A part of NASA almost from Day One, Glynn Lunney first served as a Flight Dynamics officer (FIDO) during the Mercury program. Named one of NASA’s first four Flight Directors in September 1964, Lunney would become one of the most respected figures in American spaceflight due in no small part to his calm demeanor and problem-solving skills.

It was Lunney who took over as Flight Director about an hour after an oxygen tank explosion wreaked havoc on the flight of Apollo 13. Others would later marvel at the order Lunney seemed to restore to Mission Control, as the mission’s problems began to be sorted out.

Lunney’s last mission as Flight Director was Apollo 15, after which he became program manager for the Apollo-Soyuz Test Project. He retired from NASA in 1985 to begin work at Rockwell International, and when that company merged with Lockheed Martin a decade later, he became a vice president and program manager for the new United Space Alliance.

Bryan Lunney, the youngest of Glynn’s four children with wife Marilyn, became the first second-generation Flight Director when he was selected to the position in 2001.


Courtenay is one of the modern NASA flight directors in our movie.

From Winchester, Mass., she earned a bachelor’s in aerospace engineering from Pennsylvania State University in 1992. She began her career as a software engineer at Loral Advanced Distributed Simulation in Cambridge, Mass. She started work at NASA in 1996 as an Attitude Determination and Control Officer (ADCO) for the space station.

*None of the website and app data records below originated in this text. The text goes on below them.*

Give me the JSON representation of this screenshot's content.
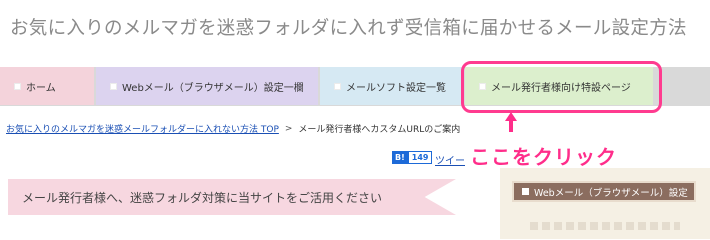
{
  "header": {
    "site_title": "お気に入りのメルマガを迷惑フォルダに入れず受信箱に届かせるメール設定方法"
  },
  "nav": {
    "tabs": [
      {
        "label": "ホーム",
        "color": "#f4d3db"
      },
      {
        "label": "Webメール（ブラウザメール）設定一欄",
        "color": "#dcd3ef"
      },
      {
        "label": "メールソフト設定一覧",
        "color": "#d6e9f3"
      },
      {
        "label": "メール発行者様向け特設ページ",
        "color": "#dcefcd"
      }
    ],
    "highlight_color": "#ff3b8f"
  },
  "breadcrumb": {
    "home_link": "お気に入りのメルマガを迷惑メールフォルダーに入れない方法 TOP",
    "separator": ">",
    "current": "メール発行者様へカスタムURLのご案内"
  },
  "social": {
    "hatebu_label": "B!",
    "hatebu_count": "149",
    "tweet_label": "ツイー"
  },
  "callout": {
    "text": "ここをクリック",
    "color": "#ff2d8a"
  },
  "banner": {
    "text": "メール発行者様へ、迷惑フォルダ対策に当サイトをご活用ください"
  },
  "sidebar": {
    "header": "Webメール（ブラウザメール）設定"
  }
}
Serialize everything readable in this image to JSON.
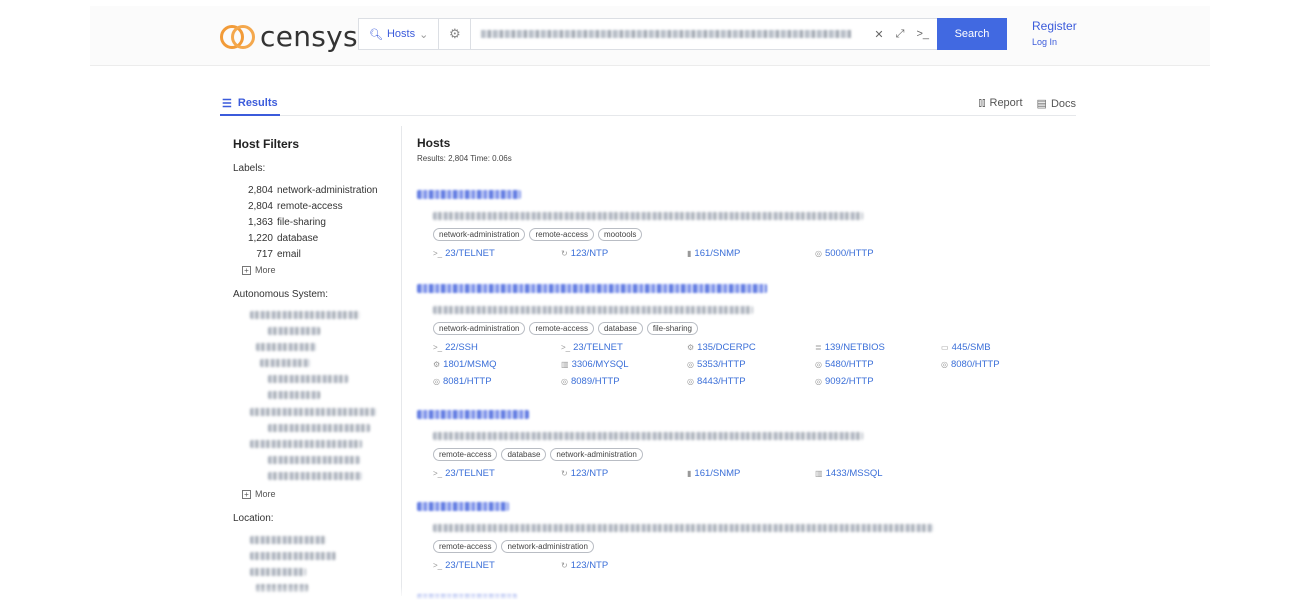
{
  "header": {
    "logo_text": "censys",
    "search_type": "Hosts",
    "search_button": "Search",
    "register": "Register",
    "login": "Log In",
    "console_glyph": ">_"
  },
  "tabs": {
    "results": "Results",
    "report": "Report",
    "docs": "Docs"
  },
  "sidebar": {
    "title": "Host Filters",
    "labels_heading": "Labels:",
    "labels": [
      {
        "count": "2,804",
        "name": "network-administration"
      },
      {
        "count": "2,804",
        "name": "remote-access"
      },
      {
        "count": "1,363",
        "name": "file-sharing"
      },
      {
        "count": "1,220",
        "name": "database"
      },
      {
        "count": "717",
        "name": "email"
      }
    ],
    "more": "More",
    "as_heading": "Autonomous System:",
    "location_heading": "Location:"
  },
  "results": {
    "title": "Hosts",
    "meta": "Results: 2,804   Time: 0.06s",
    "hosts": [
      {
        "tags": [
          "network-administration",
          "remote-access",
          "mootools"
        ],
        "services": [
          "23/TELNET",
          "123/NTP",
          "161/SNMP",
          "5000/HTTP"
        ]
      },
      {
        "tags": [
          "network-administration",
          "remote-access",
          "database",
          "file-sharing"
        ],
        "services": [
          "22/SSH",
          "23/TELNET",
          "135/DCERPC",
          "139/NETBIOS",
          "445/SMB",
          "1801/MSMQ",
          "3306/MYSQL",
          "5353/HTTP",
          "5480/HTTP",
          "8080/HTTP",
          "8081/HTTP",
          "8089/HTTP",
          "8443/HTTP",
          "9092/HTTP"
        ]
      },
      {
        "tags": [
          "remote-access",
          "database",
          "network-administration"
        ],
        "services": [
          "23/TELNET",
          "123/NTP",
          "161/SNMP",
          "1433/MSSQL"
        ]
      },
      {
        "tags": [
          "remote-access",
          "network-administration"
        ],
        "services": [
          "23/TELNET",
          "123/NTP"
        ]
      }
    ]
  },
  "colors": {
    "accent": "#4169e1",
    "link": "#3b6fd8",
    "logo": "#f29b38"
  }
}
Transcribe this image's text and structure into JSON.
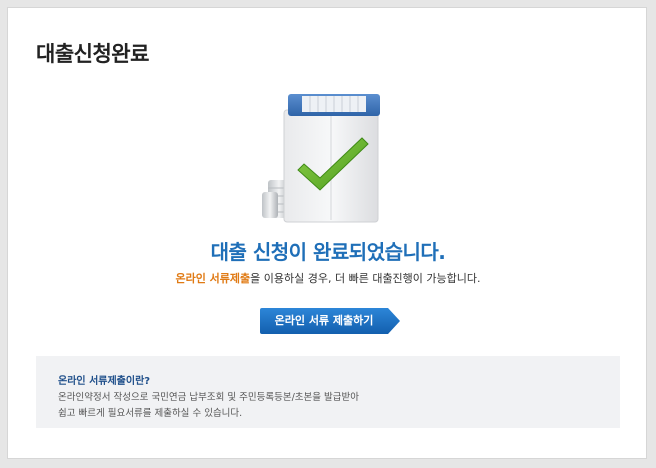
{
  "page": {
    "title": "대출신청완료"
  },
  "result": {
    "headline": "대출 신청이 완료되었습니다.",
    "sub_highlight": "온라인 서류제출",
    "sub_rest": "을 이용하실 경우, 더 빠른 대출진행이 가능합니다.",
    "icon": "clipboard-checkmark-icon"
  },
  "actions": {
    "submit_docs_label": "온라인 서류 제출하기"
  },
  "info": {
    "title": "온라인 서류제출이란?",
    "line1": "온라인약정서 작성으로 국민연금 납부조회 및 주민등록등본/초본을 발급받아",
    "line2": "쉽고 빠르게 필요서류를 제출하실 수 있습니다."
  },
  "colors": {
    "headline": "#1f6fb8",
    "highlight": "#e07a14",
    "button": "#1a6fc4",
    "checkmark": "#6ab52a"
  }
}
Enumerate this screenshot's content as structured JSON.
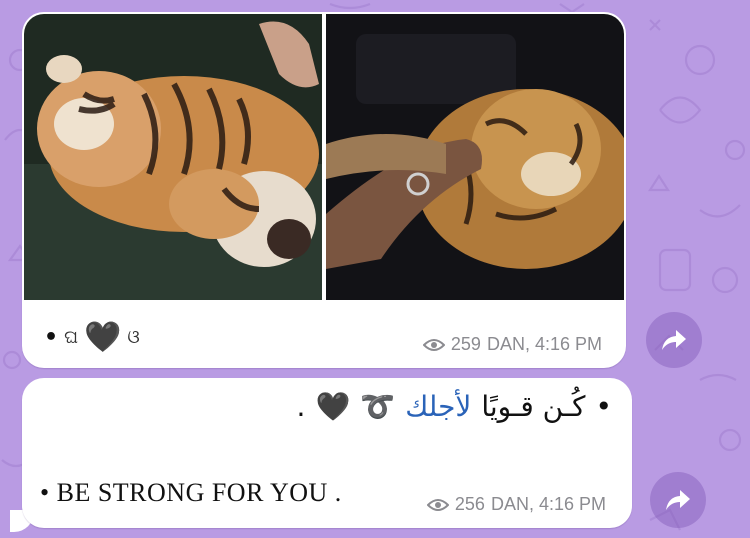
{
  "colors": {
    "wallpaper": "#b99be3",
    "bubble": "#ffffff",
    "meta_text": "#8b8b90",
    "link_blue": "#2a63b8"
  },
  "messages": [
    {
      "caption": {
        "bullet": "•",
        "left_wing": "ଘ",
        "heart": "🖤",
        "right_wing": "ଓ"
      },
      "views": "259",
      "meta_time": "DAN, 4:16 PM",
      "photos": [
        "tiger-cub-sleeping-photo",
        "tiger-cub-with-hand-photo"
      ]
    },
    {
      "arabic_line": {
        "bullet": "•",
        "text_black": "كُـن قـويًا",
        "text_blue": "لأجلك",
        "symbol": "➰",
        "heart": "🖤",
        "end": "."
      },
      "english_line": "• BE STRONG FOR YOU .",
      "views": "256",
      "meta_time": "DAN, 4:16 PM"
    }
  ],
  "icons": {
    "views": "eye-icon",
    "share": "share-arrow-icon"
  }
}
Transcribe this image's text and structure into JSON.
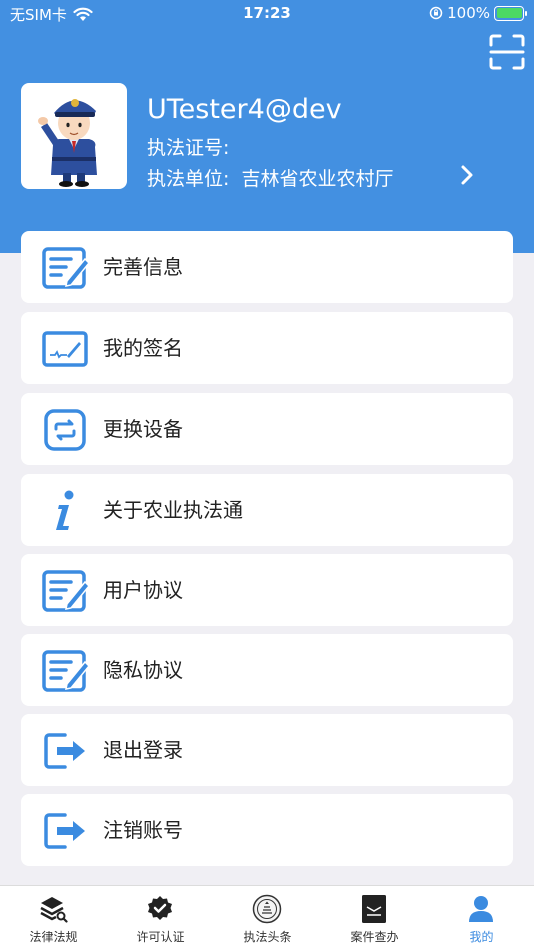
{
  "status_bar": {
    "carrier": "无SIM卡",
    "time": "17:23",
    "battery": "100%"
  },
  "profile": {
    "username": "UTester4@dev",
    "cert_label": "执法证号:",
    "unit_label": "执法单位:",
    "unit_value": "吉林省农业农村厅"
  },
  "menu": [
    {
      "label": "完善信息",
      "icon": "edit-form-icon"
    },
    {
      "label": "我的签名",
      "icon": "signature-tablet-icon"
    },
    {
      "label": "更换设备",
      "icon": "swap-device-icon"
    },
    {
      "label": "关于农业执法通",
      "icon": "info-icon"
    },
    {
      "label": "用户协议",
      "icon": "document-edit-icon"
    },
    {
      "label": "隐私协议",
      "icon": "document-edit-icon"
    },
    {
      "label": "退出登录",
      "icon": "logout-icon"
    },
    {
      "label": "注销账号",
      "icon": "logout-icon"
    }
  ],
  "tabs": [
    {
      "label": "法律法规",
      "icon": "law-books-icon"
    },
    {
      "label": "许可认证",
      "icon": "badge-check-icon"
    },
    {
      "label": "执法头条",
      "icon": "emblem-icon"
    },
    {
      "label": "案件查办",
      "icon": "case-file-icon"
    },
    {
      "label": "我的",
      "icon": "person-icon"
    }
  ],
  "colors": {
    "header_blue": "#4390e1",
    "accent_blue": "#3b8be0",
    "page_bg": "#f0eff4",
    "battery_green": "#4cd964"
  }
}
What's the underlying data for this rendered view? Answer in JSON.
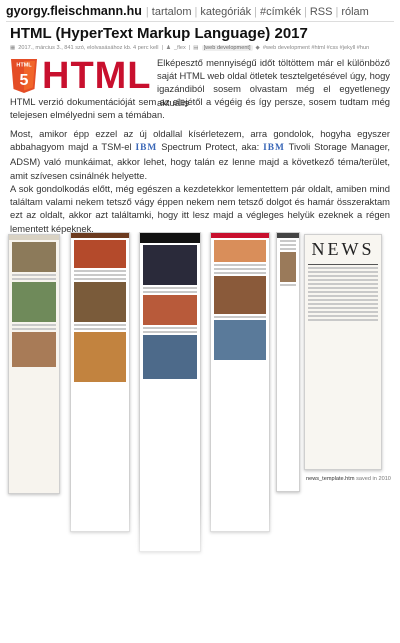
{
  "site": {
    "brand": "gyorgy.fleischmann.hu"
  },
  "nav": [
    "tartalom",
    "kategóriák",
    "#címkék",
    "RSS",
    "rólam"
  ],
  "post": {
    "title": "HTML (HyperText Markup Language) 2017",
    "meta": {
      "date": "2017., március 3., 841 szó, elolvasásához kb. 4 perc kell",
      "author": "_flex",
      "category": "[web development]",
      "tags": "#web development #html #css #jekyll #hun"
    },
    "logo_text": "HTML",
    "paragraph1_a": "Elképesztő mennyiségű időt töltöttem már el különböző saját HTML web oldal ötletek tesztelgetésével úgy, hogy igazándiból sosem olvastam még el egyetlenegy aktuális",
    "paragraph1_b": "HTML verzió dokumentációját sem az elejétől a végéig és így persze, sosem tudtam még telejesen elmélyedni sem a témában.",
    "paragraph2_a": "Most, amikor épp ezzel az új oldallal kísérletezem, arra gondolok, hogyha egyszer abbahagyom majd a TSM-el",
    "paragraph2_ibm": "IBM",
    "paragraph2_b": "Spectrum Protect, aka:",
    "paragraph2_ibm2": "IBM",
    "paragraph2_c": "Tivoli Storage Manager, ADSM) való munkáimat, akkor lehet, hogy talán ez lenne majd a következő téma/terület, amit szívesen csinálnék helyette.",
    "paragraph3": "A sok gondolkodás előtt, még egészen a kezdetekkor lementettem pár oldalt, amiben mind találtam valami nekem tetsző vágy éppen nekem nem tetsző dolgot és hamár összeraktam ezt az oldalt, akkor azt találtamki, hogy itt lesz majd a végleges helyük ezeknek a régen lementett képeknek.",
    "gallery": {
      "news_title": "NEWS",
      "caption_file": "news_template.htm",
      "caption_rest": "saved in 2010"
    }
  },
  "colors": {
    "html_red": "#c8102e",
    "ibm_blue": "#3a67b7",
    "shield_orange": "#e44d26"
  }
}
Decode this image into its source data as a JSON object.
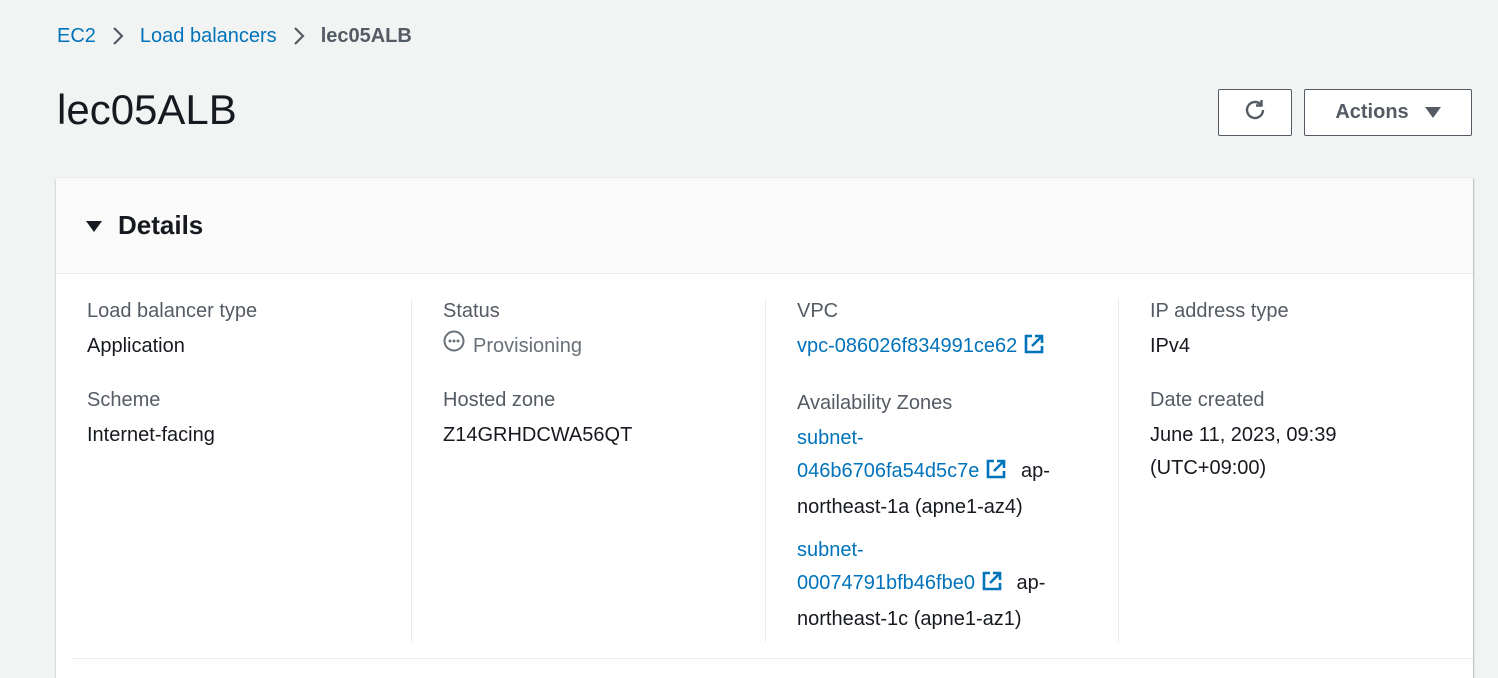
{
  "breadcrumb": {
    "items": [
      "EC2",
      "Load balancers"
    ],
    "current": "lec05ALB"
  },
  "page": {
    "title": "lec05ALB"
  },
  "toolbar": {
    "actions_label": "Actions",
    "refresh_icon": "refresh-icon"
  },
  "details": {
    "header": "Details",
    "load_balancer_type": {
      "label": "Load balancer type",
      "value": "Application"
    },
    "scheme": {
      "label": "Scheme",
      "value": "Internet-facing"
    },
    "status": {
      "label": "Status",
      "value": "Provisioning"
    },
    "hosted_zone": {
      "label": "Hosted zone",
      "value": "Z14GRHDCWA56QT"
    },
    "vpc": {
      "label": "VPC",
      "value": "vpc-086026f834991ce62"
    },
    "availability_zones": {
      "label": "Availability Zones",
      "subnets": [
        {
          "id_line1": "subnet-",
          "id_line2": "046b6706fa54d5c7e",
          "az_suffix": "ap-",
          "az_line2": "northeast-1a (apne1-az4)"
        },
        {
          "id_line1": "subnet-",
          "id_line2": "00074791bfb46fbe0",
          "az_suffix": "ap-",
          "az_line2": "northeast-1c (apne1-az1)"
        }
      ]
    },
    "ip_address_type": {
      "label": "IP address type",
      "value": "IPv4"
    },
    "date_created": {
      "label": "Date created",
      "value_line1": "June 11, 2023, 09:39",
      "value_line2": "(UTC+09:00)"
    }
  },
  "colors": {
    "link": "#0073bb",
    "text": "#16191f",
    "muted": "#545b64",
    "background": "#f2f3f3"
  }
}
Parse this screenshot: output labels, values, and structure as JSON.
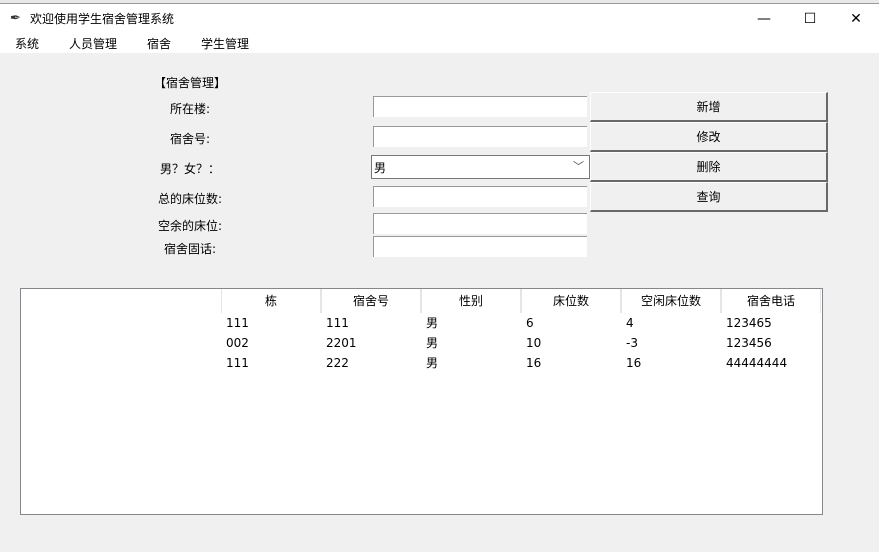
{
  "window": {
    "title": "欢迎使用学生宿舍管理系统",
    "icon": "feather-icon",
    "controls": [
      "minimize",
      "maximize",
      "close"
    ]
  },
  "menu": [
    "系统",
    "人员管理",
    "宿舍",
    "学生管理"
  ],
  "form": {
    "section_title": "【宿舍管理】",
    "labels": [
      "所在楼:",
      "宿舍号:",
      "男？女？：",
      "总的床位数:",
      "空余的床位:",
      "宿舍固话:"
    ],
    "building": "",
    "room": "",
    "gender": "男",
    "total_beds": "",
    "free_beds": "",
    "phone": ""
  },
  "buttons": [
    "新增",
    "修改",
    "删除",
    "查询"
  ],
  "table": {
    "columns": [
      "栋",
      "宿舍号",
      "性别",
      "床位数",
      "空闲床位数",
      "宿舍电话"
    ],
    "rows": [
      [
        "111",
        "111",
        "男",
        "6",
        "4",
        "123465"
      ],
      [
        "002",
        "2201",
        "男",
        "10",
        "-3",
        "123456"
      ],
      [
        "111",
        "222",
        "男",
        "16",
        "16",
        "44444444"
      ]
    ]
  }
}
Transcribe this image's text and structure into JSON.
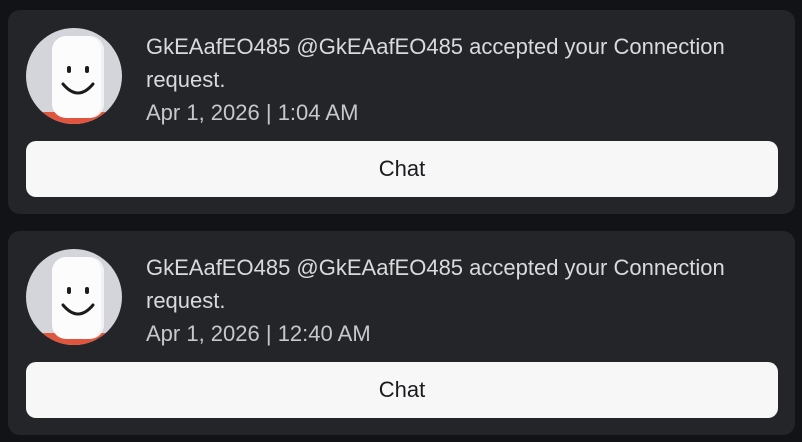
{
  "notifications": [
    {
      "message": "GkEAafEO485 @GkEAafEO485 accepted your Connection request.",
      "timestamp": "Apr 1, 2026 | 1:04 AM",
      "action_label": "Chat",
      "avatar_icon": "default-avatar-smiley-icon"
    },
    {
      "message": "GkEAafEO485 @GkEAafEO485 accepted your Connection request.",
      "timestamp": "Apr 1, 2026 | 12:40 AM",
      "action_label": "Chat",
      "avatar_icon": "default-avatar-smiley-icon"
    }
  ],
  "colors": {
    "background": "#121316",
    "card": "#232529",
    "button": "#f7f7f8",
    "text_primary": "#d9dadc",
    "avatar_shirt": "#e0553e"
  }
}
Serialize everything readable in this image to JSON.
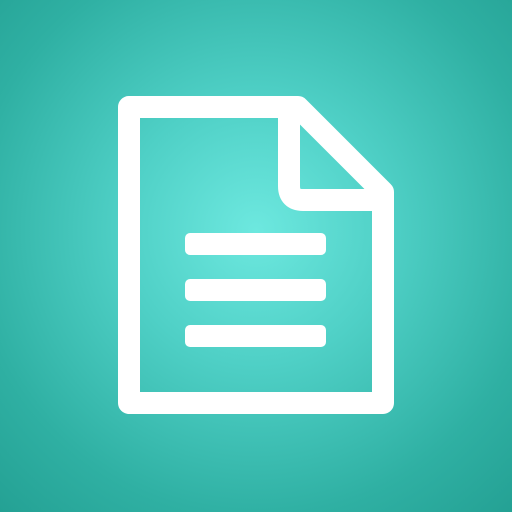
{
  "icon": {
    "name": "document-icon",
    "color": "#ffffff"
  },
  "background": {
    "center_color": "#6de8df",
    "edge_color": "#24a194"
  }
}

In 2001 she was stationed in Moscow for two years as an Avionics Integration Engineer with the ISS Program.

She returned to Houston, serving as the lead for the Station Systems Integration Office in the Systems Division of the Mission Operations Directorate at JSC. She became one of the elite group of NASA Flight Directors in October 2007. [Source: NASA].